Reducing Extreme Heat with Enterprise Green Communities 

Investing in climate-ready housing strategies can mitigate these risks. Enterprise Green Communities, a certification program created by and for affordable housers, offers cost-effective measures for developers to build sustainable, resilient, healthy, and efficient homes. By certifying to Green Communities, developers implement strategies that mitigate urban heat island effects and create homes more resistant to the impacts of a warming climate, protecting both residents and properties. 

As climate change leads to more frequent and prolonged heat waves, demand for air conditioning to cool buildings will increase. This can strain the power grid, leading to brownouts and power outages putting residents without access to cool, habitable homes during extreme heat events at risk for heat-related illnesses and even death.   

The Green Communities criteria provides a design path for passive survivability, a tactic to enable buildings to maintain habitable temperature conditions during extended power losses. Strategies include improving the performance of the building envelope by reducing air leakage and thermal bridges, as well as increasing the insulation. Such strategies can also reduce the overall energy load of the building and lessen cooling demand when the power is on, which also lowers associated greenhouse gas emissions when powered by non-renewable energy sources. Furthermore, the criteria encourage buildings to provide adequate emergency power systems that supply critical power to the building when the grid fails (Criterion 5.10), furthering a building’s ability to remain livable during extended power outages. 

Green Communities’ promotion of environmentally responsible materials (Criterion 6.5) also contributes to passive survivability performance. By using light colored, highly reflective roofing and paving materials that have a higher solar reflectance index (SRI), more heat from the sun is reflected without warming the air, thereby reducing the heat island effect. Selection of thoughtfully produced roofing and paving products enhances resilience by reducing heating of buildings in the event of power outages when air conditioning cannot operate.  

Project teams certifying to Green Communities are also encouraged to set aside permanent, open, and accessible green space (Criterion 2.6/2.7), offsetting increased temperatures that occur in densely paved neighborhoods. Open green space and tree canopy can help mitigate heat island effects by deflecting radiation from the sun, providing shade, and releasing moisture into the atmosphere, generating a cooling effect in the area and providing outdoor respite for residents.  
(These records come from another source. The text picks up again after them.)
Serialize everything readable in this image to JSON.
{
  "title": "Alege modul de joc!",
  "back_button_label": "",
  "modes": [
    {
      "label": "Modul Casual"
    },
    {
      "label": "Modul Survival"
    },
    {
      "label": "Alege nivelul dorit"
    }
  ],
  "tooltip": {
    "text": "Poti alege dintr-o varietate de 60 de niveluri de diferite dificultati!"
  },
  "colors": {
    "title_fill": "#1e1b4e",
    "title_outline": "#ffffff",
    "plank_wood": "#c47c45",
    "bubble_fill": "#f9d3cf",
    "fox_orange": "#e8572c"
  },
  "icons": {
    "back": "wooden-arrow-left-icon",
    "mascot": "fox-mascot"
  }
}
Green Building as a Racial Equity Strategy

Initiatives like Green Communities provide a roadmap for creating climate-ready housing to help mitigate the intersection of discriminatory housing policies, climate change, and extreme heat. By implementing strategies to combat urban heat island effect and enhance passive survivability, we are creating more equitable and resilient communities. 

For more information or to get started on your own certification, visit our Green Communities portal or reach out to us at For more on how Green Communities can build resilience in formerly redlined communities, read our previous blog on this topic.  

Additionally, HUD has recently published an Extreme Heat Quick Guide to help you address extreme heat in your community. 

We encourage all who believe in the need to create a just society to read, discuss, and share the PARE blog series   as we learn and act to address the impacts of housing policies on racial equity in America. We also invite you to join us in this conversation, by suggesting additional topics and sharing resources for how we can advocate for greater racial equity. If you’d like to offer feedback on our body of work, please reach out to the Public Policy team. You can also subscribe to our daily and bi-weekly policy newsletters for more information on Enterprise’s federal, state, and local policy advocacy and racial equity work.